Showing posts with label Henderson. Show all posts
Showing posts with label Henderson. Show all posts

06 June, 2017

Smith Henderson, "Treasure State"

Daniel, 15, and his older brother, John, embark on a road trip supposedly to Montana, the Treasure State. They’re escaping their abusive father who is being released from prison, plans to go home, and has advanced cancer.

The themes, for me, include loneliness, “John felt terrifically alone,” and fairness, “people don’t get what they deserve, everything oh every last thing is given out at random.” Daniel has had to suffer the punishments that John thought he deserved instead. And dread, “But John did not sleep, such was his dread.” While rage and suppressed anger and sadness are evident, the story reaches deeper than just the expected themes. I think that’s one of the strengths of the story. John is surprisingly mature and because of his good nature, his little brother might end up okay. John realizes at the end of the story that while he’s sad, lonely, and angry, “there was nothing to be afraid of, nothing to do but see him off,” and he doesn’t kill his father as he’d planned. John had also felt guilt or anger that he hadn’t saved him and his brother but that a random stop by the police was what saved them. “It was pure luck that the old man had been caught red-handed and went down. Though it galled John that a broken tail-light saved them.”

The trajectory of their traveling is circular ending up finally back home. The physical traveling echoes the repetition of abuse, same thing again and again. To make money, the two young men, rob houses of people while they attend funerals. There is a night that John is trapped underneath the bed of a woman mourning her children. John gets the sleep he needed and vicariously experiences the mourning. The story is very well structured and wrapped neatly into a thematic narrative without anything superfluous. And, even includes suspense. It's damn good.

“Treasure State” was first published in Tin House. Then it was included in the The Best American Short Stories, 2016.

16 August, 2016

Smith Henderson, "The Trouble"

"The Trouble" is in the current edition, Volume 19, Issue 62, Summer 2016, issue of American Short Fiction.

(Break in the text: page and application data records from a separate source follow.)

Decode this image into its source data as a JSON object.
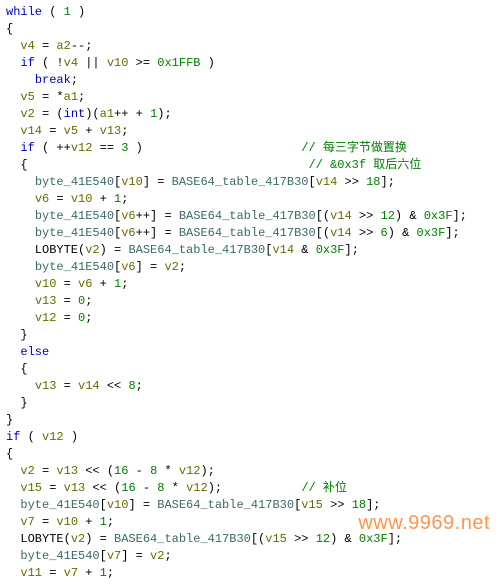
{
  "lines": [
    [
      [
        "kw",
        "while"
      ],
      [
        "plain",
        " ( "
      ],
      [
        "num",
        "1"
      ],
      [
        "plain",
        " )"
      ]
    ],
    [
      [
        "plain",
        "{"
      ]
    ],
    [
      [
        "plain",
        "  "
      ],
      [
        "var",
        "v4"
      ],
      [
        "plain",
        " = "
      ],
      [
        "var",
        "a2"
      ],
      [
        "plain",
        "--;"
      ]
    ],
    [
      [
        "plain",
        "  "
      ],
      [
        "kw",
        "if"
      ],
      [
        "plain",
        " ( !"
      ],
      [
        "var",
        "v4"
      ],
      [
        "plain",
        " || "
      ],
      [
        "var",
        "v10"
      ],
      [
        "plain",
        " >= "
      ],
      [
        "num",
        "0x1FFB"
      ],
      [
        "plain",
        " )"
      ]
    ],
    [
      [
        "plain",
        "    "
      ],
      [
        "kw",
        "break"
      ],
      [
        "plain",
        ";"
      ]
    ],
    [
      [
        "plain",
        "  "
      ],
      [
        "var",
        "v5"
      ],
      [
        "plain",
        " = *"
      ],
      [
        "var",
        "a1"
      ],
      [
        "plain",
        ";"
      ]
    ],
    [
      [
        "plain",
        "  "
      ],
      [
        "var",
        "v2"
      ],
      [
        "plain",
        " = ("
      ],
      [
        "kw",
        "int"
      ],
      [
        "plain",
        ")("
      ],
      [
        "var",
        "a1"
      ],
      [
        "plain",
        "++ + "
      ],
      [
        "num",
        "1"
      ],
      [
        "plain",
        ");"
      ]
    ],
    [
      [
        "plain",
        "  "
      ],
      [
        "var",
        "v14"
      ],
      [
        "plain",
        " = "
      ],
      [
        "var",
        "v5"
      ],
      [
        "plain",
        " + "
      ],
      [
        "var",
        "v13"
      ],
      [
        "plain",
        ";"
      ]
    ],
    [
      [
        "plain",
        "  "
      ],
      [
        "kw",
        "if"
      ],
      [
        "plain",
        " ( ++"
      ],
      [
        "var",
        "v12"
      ],
      [
        "plain",
        " == "
      ],
      [
        "num",
        "3"
      ],
      [
        "plain",
        " )                      "
      ],
      [
        "cm",
        "// 每三字节做置换"
      ]
    ],
    [
      [
        "plain",
        "  {                                       "
      ],
      [
        "cm",
        "// &0x3f 取后六位"
      ]
    ],
    [
      [
        "plain",
        "    "
      ],
      [
        "gbl",
        "byte_41E540"
      ],
      [
        "plain",
        "["
      ],
      [
        "var",
        "v10"
      ],
      [
        "plain",
        "] = "
      ],
      [
        "gbl",
        "BASE64_table_417B30"
      ],
      [
        "plain",
        "["
      ],
      [
        "var",
        "v14"
      ],
      [
        "plain",
        " >> "
      ],
      [
        "num",
        "18"
      ],
      [
        "plain",
        "];"
      ]
    ],
    [
      [
        "plain",
        "    "
      ],
      [
        "var",
        "v6"
      ],
      [
        "plain",
        " = "
      ],
      [
        "var",
        "v10"
      ],
      [
        "plain",
        " + "
      ],
      [
        "num",
        "1"
      ],
      [
        "plain",
        ";"
      ]
    ],
    [
      [
        "plain",
        "    "
      ],
      [
        "gbl",
        "byte_41E540"
      ],
      [
        "plain",
        "["
      ],
      [
        "var",
        "v6"
      ],
      [
        "plain",
        "++] = "
      ],
      [
        "gbl",
        "BASE64_table_417B30"
      ],
      [
        "plain",
        "[("
      ],
      [
        "var",
        "v14"
      ],
      [
        "plain",
        " >> "
      ],
      [
        "num",
        "12"
      ],
      [
        "plain",
        ") & "
      ],
      [
        "num",
        "0x3F"
      ],
      [
        "plain",
        "];"
      ]
    ],
    [
      [
        "plain",
        "    "
      ],
      [
        "gbl",
        "byte_41E540"
      ],
      [
        "plain",
        "["
      ],
      [
        "var",
        "v6"
      ],
      [
        "plain",
        "++] = "
      ],
      [
        "gbl",
        "BASE64_table_417B30"
      ],
      [
        "plain",
        "[("
      ],
      [
        "var",
        "v14"
      ],
      [
        "plain",
        " >> "
      ],
      [
        "num",
        "6"
      ],
      [
        "plain",
        ") & "
      ],
      [
        "num",
        "0x3F"
      ],
      [
        "plain",
        "];"
      ]
    ],
    [
      [
        "plain",
        "    LOBYTE("
      ],
      [
        "var",
        "v2"
      ],
      [
        "plain",
        ") = "
      ],
      [
        "gbl",
        "BASE64_table_417B30"
      ],
      [
        "plain",
        "["
      ],
      [
        "var",
        "v14"
      ],
      [
        "plain",
        " & "
      ],
      [
        "num",
        "0x3F"
      ],
      [
        "plain",
        "];"
      ]
    ],
    [
      [
        "plain",
        "    "
      ],
      [
        "gbl",
        "byte_41E540"
      ],
      [
        "plain",
        "["
      ],
      [
        "var",
        "v6"
      ],
      [
        "plain",
        "] = "
      ],
      [
        "var",
        "v2"
      ],
      [
        "plain",
        ";"
      ]
    ],
    [
      [
        "plain",
        "    "
      ],
      [
        "var",
        "v10"
      ],
      [
        "plain",
        " = "
      ],
      [
        "var",
        "v6"
      ],
      [
        "plain",
        " + "
      ],
      [
        "num",
        "1"
      ],
      [
        "plain",
        ";"
      ]
    ],
    [
      [
        "plain",
        "    "
      ],
      [
        "var",
        "v13"
      ],
      [
        "plain",
        " = "
      ],
      [
        "num",
        "0"
      ],
      [
        "plain",
        ";"
      ]
    ],
    [
      [
        "plain",
        "    "
      ],
      [
        "var",
        "v12"
      ],
      [
        "plain",
        " = "
      ],
      [
        "num",
        "0"
      ],
      [
        "plain",
        ";"
      ]
    ],
    [
      [
        "plain",
        "  }"
      ]
    ],
    [
      [
        "plain",
        "  "
      ],
      [
        "kw",
        "else"
      ]
    ],
    [
      [
        "plain",
        "  {"
      ]
    ],
    [
      [
        "plain",
        "    "
      ],
      [
        "var",
        "v13"
      ],
      [
        "plain",
        " = "
      ],
      [
        "var",
        "v14"
      ],
      [
        "plain",
        " << "
      ],
      [
        "num",
        "8"
      ],
      [
        "plain",
        ";"
      ]
    ],
    [
      [
        "plain",
        "  }"
      ]
    ],
    [
      [
        "plain",
        "}"
      ]
    ],
    [
      [
        "kw",
        "if"
      ],
      [
        "plain",
        " ( "
      ],
      [
        "var",
        "v12"
      ],
      [
        "plain",
        " )"
      ]
    ],
    [
      [
        "plain",
        "{"
      ]
    ],
    [
      [
        "plain",
        "  "
      ],
      [
        "var",
        "v2"
      ],
      [
        "plain",
        " = "
      ],
      [
        "var",
        "v13"
      ],
      [
        "plain",
        " << ("
      ],
      [
        "num",
        "16"
      ],
      [
        "plain",
        " - "
      ],
      [
        "num",
        "8"
      ],
      [
        "plain",
        " * "
      ],
      [
        "var",
        "v12"
      ],
      [
        "plain",
        ");"
      ]
    ],
    [
      [
        "plain",
        "  "
      ],
      [
        "var",
        "v15"
      ],
      [
        "plain",
        " = "
      ],
      [
        "var",
        "v13"
      ],
      [
        "plain",
        " << ("
      ],
      [
        "num",
        "16"
      ],
      [
        "plain",
        " - "
      ],
      [
        "num",
        "8"
      ],
      [
        "plain",
        " * "
      ],
      [
        "var",
        "v12"
      ],
      [
        "plain",
        ");           "
      ],
      [
        "cm",
        "// 补位"
      ]
    ],
    [
      [
        "plain",
        "  "
      ],
      [
        "gbl",
        "byte_41E540"
      ],
      [
        "plain",
        "["
      ],
      [
        "var",
        "v10"
      ],
      [
        "plain",
        "] = "
      ],
      [
        "gbl",
        "BASE64_table_417B30"
      ],
      [
        "plain",
        "["
      ],
      [
        "var",
        "v15"
      ],
      [
        "plain",
        " >> "
      ],
      [
        "num",
        "18"
      ],
      [
        "plain",
        "];"
      ]
    ],
    [
      [
        "plain",
        "  "
      ],
      [
        "var",
        "v7"
      ],
      [
        "plain",
        " = "
      ],
      [
        "var",
        "v10"
      ],
      [
        "plain",
        " + "
      ],
      [
        "num",
        "1"
      ],
      [
        "plain",
        ";"
      ]
    ],
    [
      [
        "plain",
        "  LOBYTE("
      ],
      [
        "var",
        "v2"
      ],
      [
        "plain",
        ") = "
      ],
      [
        "gbl",
        "BASE64_table_417B30"
      ],
      [
        "plain",
        "[("
      ],
      [
        "var",
        "v15"
      ],
      [
        "plain",
        " >> "
      ],
      [
        "num",
        "12"
      ],
      [
        "plain",
        ") & "
      ],
      [
        "num",
        "0x3F"
      ],
      [
        "plain",
        "];"
      ]
    ],
    [
      [
        "plain",
        "  "
      ],
      [
        "gbl",
        "byte_41E540"
      ],
      [
        "plain",
        "["
      ],
      [
        "var",
        "v7"
      ],
      [
        "plain",
        "] = "
      ],
      [
        "var",
        "v2"
      ],
      [
        "plain",
        ";"
      ]
    ],
    [
      [
        "plain",
        "  "
      ],
      [
        "var",
        "v11"
      ],
      [
        "plain",
        " = "
      ],
      [
        "var",
        "v7"
      ],
      [
        "plain",
        " + "
      ],
      [
        "num",
        "1"
      ],
      [
        "plain",
        ";"
      ]
    ]
  ],
  "watermark": "www.9969.net"
}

It's written in a close, 3rd person POV. And, is in simple past tense. It's a lovely read and feels more like a novel in that there are many people in the story who could at another instant take on a major narrative role. Almost more than a story about a particular person, it is the story of a town, a small community where everyone knows everyone else's business, and worries, and preferences. It takes place in Montana.

Smith Henderson's web site

23 August, 2010

Smith Henderson, "Number Stations"

This story, "Number Stations," is issue number 136 of One-Story. Written in shifting third-person point-of-view and divided into fifteen scenes. Dick Goldsmith's hit-and-run six years earlier haunts him, an ostrich runs lose, Nanna is scared by radio interferences, a parolee tries to keep his job, Charity wants to be beautiful and free at only age seven, Dick's wife runs a flower shop where the customers have to make appointments. Eccentric characters and lots of activity make this a fun read but many of the scenes and most of the characters do not push the story forward.

On the One-Story blog, they refer to this story as being written in an omniscient voice.  To me it seems more like shifting, limited, in that the viewpoint shifts around to various people. I didn't get the sense of an omniscient presence who knows everything.